Exercise: Here the requirement is to repeat every record exactly, in full.

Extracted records
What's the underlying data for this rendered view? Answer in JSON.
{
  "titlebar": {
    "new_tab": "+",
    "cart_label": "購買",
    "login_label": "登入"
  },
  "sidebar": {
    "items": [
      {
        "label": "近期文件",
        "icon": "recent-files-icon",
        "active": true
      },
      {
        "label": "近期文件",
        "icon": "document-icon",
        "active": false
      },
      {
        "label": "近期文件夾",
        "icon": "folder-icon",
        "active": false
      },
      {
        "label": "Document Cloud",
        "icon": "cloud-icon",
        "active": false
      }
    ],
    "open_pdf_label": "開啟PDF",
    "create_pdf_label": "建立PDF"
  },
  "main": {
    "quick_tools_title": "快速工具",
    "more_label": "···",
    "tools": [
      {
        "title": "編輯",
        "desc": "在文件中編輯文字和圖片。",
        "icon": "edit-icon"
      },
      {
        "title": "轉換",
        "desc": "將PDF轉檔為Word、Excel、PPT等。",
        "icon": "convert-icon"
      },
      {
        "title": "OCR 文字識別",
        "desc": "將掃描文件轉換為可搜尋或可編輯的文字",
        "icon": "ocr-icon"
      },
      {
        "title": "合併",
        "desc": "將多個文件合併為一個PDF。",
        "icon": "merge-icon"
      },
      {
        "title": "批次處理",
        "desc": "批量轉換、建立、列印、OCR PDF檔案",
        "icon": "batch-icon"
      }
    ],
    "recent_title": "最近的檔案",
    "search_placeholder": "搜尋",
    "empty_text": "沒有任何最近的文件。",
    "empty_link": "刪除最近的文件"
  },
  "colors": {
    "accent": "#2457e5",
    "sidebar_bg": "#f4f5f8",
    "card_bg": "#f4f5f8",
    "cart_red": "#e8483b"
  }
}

Result:
What's the underlying data for this rendered view? Answer in JSON.
{
  "titlebar": {
    "new_tab": "+",
    "cart_label": "購買",
    "login_label": "登入"
  },
  "sidebar": {
    "items": [
      {
        "label": "近期文件",
        "icon": "recent-files-icon",
        "active": true
      },
      {
        "label": "近期文件",
        "icon": "document-icon",
        "active": false
      },
      {
        "label": "近期文件夾",
        "icon": "folder-icon",
        "active": false
      },
      {
        "label": "Document Cloud",
        "icon": "cloud-icon",
        "active": false
      }
    ],
    "open_pdf_label": "開啟PDF",
    "create_pdf_label": "建立PDF"
  },
  "main": {
    "quick_tools_title": "快速工具",
    "more_label": "···",
    "tools": [
      {
        "title": "編輯",
        "desc": "在文件中編輯文字和圖片。",
        "icon": "edit-icon"
      },
      {
        "title": "轉換",
        "desc": "將PDF轉檔為Word、Excel、PPT等。",
        "icon": "convert-icon"
      },
      {
        "title": "OCR 文字識別",
        "desc": "將掃描文件轉換為可搜尋或可編輯的文字",
        "icon": "ocr-icon"
      },
      {
        "title": "合併",
        "desc": "將多個文件合併為一個PDF。",
        "icon": "merge-icon"
      },
      {
        "title": "批次處理",
        "desc": "批量轉換、建立、列印、OCR PDF檔案",
        "icon": "batch-icon"
      }
    ],
    "recent_title": "最近的檔案",
    "search_placeholder": "搜尋",
    "empty_text": "沒有任何最近的文件。",
    "empty_link": "刪除最近的文件"
  },
  "colors": {
    "accent": "#2457e5",
    "sidebar_bg": "#f4f5f8",
    "card_bg": "#f4f5f8",
    "cart_red": "#e8483b"
  }
}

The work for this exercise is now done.